JPN - 3 spots (1 reserved for Rika Kihira, Kaori Sakamoto or Satoko Miyahara)
USA - 3 spots (1 reserved for Bradie Tennell or Mariah Bell)

- Canada would lose a third spot if Gabby Daleman wasn't sent
- Russia would lose a third spot if Evgenia Medvedeva or Sofia Samodurova weren't sent
- Kazakhstan would lose a third spot if Elizabet Tursynbaeva wasn't sent.
- Belgium would lose a third spot if Loena Hendrickx wasn't sent
- Korea would lose a third spot if Eun-soo Lim wasn't sent.

*All other countries would have 2 spots


CHN - 3 spots (1 spot reserved for Wenjing Sui and Cong Han or Cheng Peng and Yang Jin)
RUS - 3 spots (1 spot reserved for Evgenia Tarasova and Vladimir Morozov or Aleksandra Boikova and Dmitrii Kozlovskii)
CAN - 3 spots (1 spot reserved for Kirsten Moore-Towers and Michael Marinaro or Evelyn Walsh and Trennt Michaud)
ITA - 3 spots (1 spot reserved for Nicole Della Monica and Matteo Guarise)
USA - 3 spots (1 spot reserved for Ashley Cain and Tim LeDuc)
AUT - 3 spots (1 spot reserved for Miriam Ziegler and Severin Kiefer)

- France would lose a third spot if Vanessa James and Morgan Ciprès weren't sent.
- North Korea would lose a third spot if Tae-ok Ryom and Ju-sik Kim weren't sent.

*All other countries would have 2 spots

Ice Dance:

FRA - 3 spots (1 spot reserved for Gabriella Papadakis and Guillaume Cizeron)
RUS - 3 spots (1 spot reserved for Victoria Sinitsina and Nikita Katsalapov or Alexandra Stepanova and Ivan Bukin)
USA - 3 spots (1 spot reserved for Madison Hubbell and Zach Donohue, Madison Chock and Evan Bates or Kaitlin Hawayek and Jean-Luc Baker)
CAN - 3 spots (1 spot reserved for Piper Gilles and Paul Poirier or Laurence Fournier Beaudry and Nikolaj Sørensen)
ITA - 3 spots (1 spot reserved for Charlène Guignard and Marco Fabbri)
POL - 3 spots (1 spot reserved for Natalia Kaliszek and Maksym Spodyriev)

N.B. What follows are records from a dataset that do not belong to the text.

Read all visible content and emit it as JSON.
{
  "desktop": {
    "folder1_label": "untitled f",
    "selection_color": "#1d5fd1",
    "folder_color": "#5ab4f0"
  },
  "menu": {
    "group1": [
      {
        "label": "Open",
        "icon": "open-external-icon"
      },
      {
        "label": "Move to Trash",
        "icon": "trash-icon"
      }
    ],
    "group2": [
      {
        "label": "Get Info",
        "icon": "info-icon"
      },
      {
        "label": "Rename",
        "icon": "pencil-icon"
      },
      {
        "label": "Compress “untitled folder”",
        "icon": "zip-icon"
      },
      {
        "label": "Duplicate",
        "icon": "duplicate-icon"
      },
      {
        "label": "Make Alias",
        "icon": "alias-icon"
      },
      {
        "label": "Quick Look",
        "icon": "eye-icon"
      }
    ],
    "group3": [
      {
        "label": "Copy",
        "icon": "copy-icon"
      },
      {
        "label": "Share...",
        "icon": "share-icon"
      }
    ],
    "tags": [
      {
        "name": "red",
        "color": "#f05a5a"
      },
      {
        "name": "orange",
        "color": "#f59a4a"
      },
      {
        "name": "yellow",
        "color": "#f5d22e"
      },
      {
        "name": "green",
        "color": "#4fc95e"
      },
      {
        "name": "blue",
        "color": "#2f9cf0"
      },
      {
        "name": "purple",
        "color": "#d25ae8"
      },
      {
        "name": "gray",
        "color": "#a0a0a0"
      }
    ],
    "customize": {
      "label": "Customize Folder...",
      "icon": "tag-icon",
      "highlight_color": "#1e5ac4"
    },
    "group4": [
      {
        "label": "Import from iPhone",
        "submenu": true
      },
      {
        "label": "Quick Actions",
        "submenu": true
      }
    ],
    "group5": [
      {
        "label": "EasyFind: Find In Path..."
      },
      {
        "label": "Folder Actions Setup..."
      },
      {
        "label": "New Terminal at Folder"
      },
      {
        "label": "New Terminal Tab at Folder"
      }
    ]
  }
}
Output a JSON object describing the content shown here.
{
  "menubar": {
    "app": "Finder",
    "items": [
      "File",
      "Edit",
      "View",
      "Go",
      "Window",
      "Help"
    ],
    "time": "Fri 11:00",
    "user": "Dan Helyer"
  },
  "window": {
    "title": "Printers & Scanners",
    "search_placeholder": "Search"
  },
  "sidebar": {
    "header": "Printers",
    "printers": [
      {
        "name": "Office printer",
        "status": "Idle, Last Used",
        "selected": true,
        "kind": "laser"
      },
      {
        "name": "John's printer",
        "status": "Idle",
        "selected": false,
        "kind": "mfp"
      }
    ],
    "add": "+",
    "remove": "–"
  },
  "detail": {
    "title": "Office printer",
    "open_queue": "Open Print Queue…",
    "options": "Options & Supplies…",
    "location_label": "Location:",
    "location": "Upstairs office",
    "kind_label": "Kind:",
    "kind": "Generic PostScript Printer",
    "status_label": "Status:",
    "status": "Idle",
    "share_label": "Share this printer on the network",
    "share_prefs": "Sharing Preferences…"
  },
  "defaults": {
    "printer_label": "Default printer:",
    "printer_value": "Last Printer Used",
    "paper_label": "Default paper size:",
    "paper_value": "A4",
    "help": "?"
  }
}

- Spain would lose a third spot if Sara Hurtado and Kirill Khaliavin weren't sent.

*All other countries would have 2 spots

As you can plainly see, if the rules at play in 1962 were reintroduced to address the entries to the World Championships, the number of entries in every discipline would swell dramatically - perhaps to the point that the ISU would have to reinstitute qualifying rounds unless the 'two slot' rule for all other countries was reduced to one.

While it is entirely unlikely the ISU would ever consider going back to a system used to address the cancellation of the World Championships from decades past, it is interesting to consider how the worldwide popularity of the sport and increased number of member federations would substantially increase the number of entries at Worlds if this system was reintroduced today.

Now that we've talked history, I want to just say that I hope all of you are hanging in there. Whether you're in self-isolation, have lost your job or are forced to continue to work for any number of ridiculous reasons, take care of yourself. Rather than focus entirely on the present, embrace the past and look forward to a brighter future. The world may be on pause, but it is not over. Stay happy, healthy and for the love of Sonja Henie, wash your hands.

Skate Guard is a blog dedicated to preserving the rich, colourful and fascinating history of figure skating. Over ten years, the blog has featured over a thousand free articles covering all aspects of the sport's history, as well as four compelling in-depth features. To read the latest articles, follow the blog on FacebookTwitterPinterest and YouTube. If you enjoy Skate Guard, please show your support for this archive by ordering a copy of the figure skating reference books "The Almanac of Canadian Figure Skating", "Technical Merit: A History of Figure Skating Jumps" and "A Bibliography of Figure Skating": https://skateguard1.blogspot.com/p/buy-book.html.